  40. Geographic information needed for good governance at all levels should be readily and transparently available. • - Easy to find what geographic information is available, how it can be used to meet a particular need, and under which conditions it can be acquired and used.

  41. The INSPIRE concept: Availability Accessibility Legislation rules.

  42. Towards an Infrastructure for Spatial Information From discovery to Full Interoperability • Standardisation Harmonisation • Integration • Metadata • Discovery Service • Data Policies • Licensing Framework • Coordinating structures • … • Geodetic Framework • Seamless data • Quality insurance • Certification • Updating • Data model • … • Catalog Services • View Service • Query Service • Object Access Service • Generalisation Services • Geo-Processing services • …

  43. Current statusArchitecture model User applications Clients Access to transformed data, pictures, maps, reports, multi-media content Service chaining: search, display, access, e-commerce, …. Metadata search and retrieval for data and services Middleware Direct data access Geo-processing and catalog Services Catalogs Metadata update Other data e.g., administrative, statistical, env. reporting Content Repositories Servers Coverages Features Distributed Geographic reference data After the Digital Earth Reference Model

  44. A new strategic approach • Comprehensive set of policies covering surface and ground water quality, flood assessment, marine and coastal areas, soil, etc. • Right geographical scale i.e. river basin for water quality and floods • Sound knowledge based on timely, accurate, easily accessed, harmonised / interoperable geospatial and environmental information, shared across European, national, and local jurisdictions. • Increasing shift from sector-based (silos) policy making towards more integrated, cross-sectoral approaches.

  45. Two Examples: • Directive on the Assessment and Management of Floods • Water FrameworkDirective for the protection of all waters

  46. In summary the situation in Europe • A lot of data but difficult to find because they are poorly documented • Even if you find data, it is often not possible to access because of policy restrictions • Lack of co-ordination across borders and between levels of government • Lack of standards and incompatible information and information systems • Even if these barriers are overcome, the data is often not re-usable or difficult to integrate with other data

  47. LEGAL FRAMEWORK NEEDED Directive establishing an infrastructure for spatial information in the Community - INSPIRE

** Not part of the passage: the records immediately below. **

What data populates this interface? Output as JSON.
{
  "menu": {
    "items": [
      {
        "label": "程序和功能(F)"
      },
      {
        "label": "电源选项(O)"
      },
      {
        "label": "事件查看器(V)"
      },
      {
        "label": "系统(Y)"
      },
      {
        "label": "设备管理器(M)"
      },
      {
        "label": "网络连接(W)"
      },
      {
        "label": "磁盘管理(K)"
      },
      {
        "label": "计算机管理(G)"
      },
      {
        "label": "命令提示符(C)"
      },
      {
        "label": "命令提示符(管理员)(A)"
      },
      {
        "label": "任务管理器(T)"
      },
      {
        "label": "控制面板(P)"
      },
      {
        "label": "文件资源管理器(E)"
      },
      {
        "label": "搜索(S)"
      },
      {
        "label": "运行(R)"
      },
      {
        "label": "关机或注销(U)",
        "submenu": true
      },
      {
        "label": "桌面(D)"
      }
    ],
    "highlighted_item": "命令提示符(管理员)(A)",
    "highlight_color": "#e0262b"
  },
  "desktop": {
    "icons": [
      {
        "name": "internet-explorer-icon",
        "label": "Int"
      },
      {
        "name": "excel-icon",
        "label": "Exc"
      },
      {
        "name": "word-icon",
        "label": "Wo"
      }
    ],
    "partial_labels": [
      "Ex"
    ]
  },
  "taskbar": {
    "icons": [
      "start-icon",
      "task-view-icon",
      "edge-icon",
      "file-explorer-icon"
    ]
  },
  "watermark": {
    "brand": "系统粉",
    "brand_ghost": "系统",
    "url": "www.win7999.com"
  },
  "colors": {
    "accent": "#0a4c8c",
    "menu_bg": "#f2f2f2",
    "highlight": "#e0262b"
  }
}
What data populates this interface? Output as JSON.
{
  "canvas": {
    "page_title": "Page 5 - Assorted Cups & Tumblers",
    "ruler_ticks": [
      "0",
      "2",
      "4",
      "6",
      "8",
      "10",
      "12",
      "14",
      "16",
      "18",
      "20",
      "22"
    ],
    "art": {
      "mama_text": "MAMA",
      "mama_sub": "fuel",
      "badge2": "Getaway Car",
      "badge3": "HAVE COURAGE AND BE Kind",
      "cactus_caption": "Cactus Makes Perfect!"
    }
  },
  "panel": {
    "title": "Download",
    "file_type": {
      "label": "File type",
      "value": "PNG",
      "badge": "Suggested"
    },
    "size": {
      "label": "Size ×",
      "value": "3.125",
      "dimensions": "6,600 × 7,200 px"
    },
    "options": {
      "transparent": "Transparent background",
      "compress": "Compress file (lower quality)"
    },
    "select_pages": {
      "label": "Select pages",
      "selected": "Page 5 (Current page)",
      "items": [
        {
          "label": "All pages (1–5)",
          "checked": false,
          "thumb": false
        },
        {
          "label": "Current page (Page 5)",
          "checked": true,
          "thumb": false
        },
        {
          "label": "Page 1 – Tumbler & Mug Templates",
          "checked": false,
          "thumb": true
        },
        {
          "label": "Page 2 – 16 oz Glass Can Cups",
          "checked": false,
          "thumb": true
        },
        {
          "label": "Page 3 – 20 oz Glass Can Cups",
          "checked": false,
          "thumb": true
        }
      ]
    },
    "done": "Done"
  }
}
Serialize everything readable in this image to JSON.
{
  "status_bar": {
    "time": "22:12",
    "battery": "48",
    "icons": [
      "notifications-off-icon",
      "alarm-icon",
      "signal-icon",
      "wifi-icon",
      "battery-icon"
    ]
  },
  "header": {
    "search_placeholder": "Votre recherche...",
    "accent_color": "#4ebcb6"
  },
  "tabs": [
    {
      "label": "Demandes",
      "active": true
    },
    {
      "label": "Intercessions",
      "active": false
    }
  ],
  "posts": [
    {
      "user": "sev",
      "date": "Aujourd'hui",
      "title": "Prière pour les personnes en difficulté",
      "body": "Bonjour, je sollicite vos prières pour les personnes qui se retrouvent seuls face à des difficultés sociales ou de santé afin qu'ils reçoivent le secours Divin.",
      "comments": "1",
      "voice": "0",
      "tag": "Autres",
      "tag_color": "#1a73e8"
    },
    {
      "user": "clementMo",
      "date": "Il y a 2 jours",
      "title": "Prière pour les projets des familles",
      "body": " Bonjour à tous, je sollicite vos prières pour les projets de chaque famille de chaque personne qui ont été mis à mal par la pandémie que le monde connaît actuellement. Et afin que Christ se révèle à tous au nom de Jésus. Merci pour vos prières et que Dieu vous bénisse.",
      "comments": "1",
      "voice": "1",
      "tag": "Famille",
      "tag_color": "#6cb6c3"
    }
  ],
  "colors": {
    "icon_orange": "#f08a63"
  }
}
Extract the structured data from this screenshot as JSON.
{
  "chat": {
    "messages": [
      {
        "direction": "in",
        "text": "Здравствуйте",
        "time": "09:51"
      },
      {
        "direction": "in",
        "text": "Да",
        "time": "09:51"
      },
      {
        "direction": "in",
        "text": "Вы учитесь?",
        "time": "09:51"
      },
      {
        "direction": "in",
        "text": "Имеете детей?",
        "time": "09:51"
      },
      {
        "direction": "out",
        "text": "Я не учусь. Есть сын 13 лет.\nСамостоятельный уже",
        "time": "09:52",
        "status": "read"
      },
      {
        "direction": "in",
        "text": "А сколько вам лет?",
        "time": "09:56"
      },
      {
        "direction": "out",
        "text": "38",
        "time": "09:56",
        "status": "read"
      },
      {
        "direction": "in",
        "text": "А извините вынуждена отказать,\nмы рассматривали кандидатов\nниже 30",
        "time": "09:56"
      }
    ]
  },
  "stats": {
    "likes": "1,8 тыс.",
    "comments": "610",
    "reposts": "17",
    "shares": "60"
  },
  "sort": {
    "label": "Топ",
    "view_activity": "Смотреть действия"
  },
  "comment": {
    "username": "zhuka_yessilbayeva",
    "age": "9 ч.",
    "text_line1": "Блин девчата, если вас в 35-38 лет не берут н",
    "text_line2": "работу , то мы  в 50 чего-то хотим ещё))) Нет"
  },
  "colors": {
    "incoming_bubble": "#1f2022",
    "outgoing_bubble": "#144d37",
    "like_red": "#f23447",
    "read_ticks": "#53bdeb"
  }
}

  48. INSPIRE Directive 2007/02/EC • The INSPIRE Directive lays down general rules to establish an Infrastructure for Spatial Information in Europe for the purposes of Community environmental policies and policies or activities which may have an impact on the environment • This infrastructure shall build upon infrastructures for spatial information established and operated by the Member States. • Which data/services? • Existing spatial data held by or on behalf of a public authority operating down to the lowest level of government when laws or regulations require their collection or dissemination.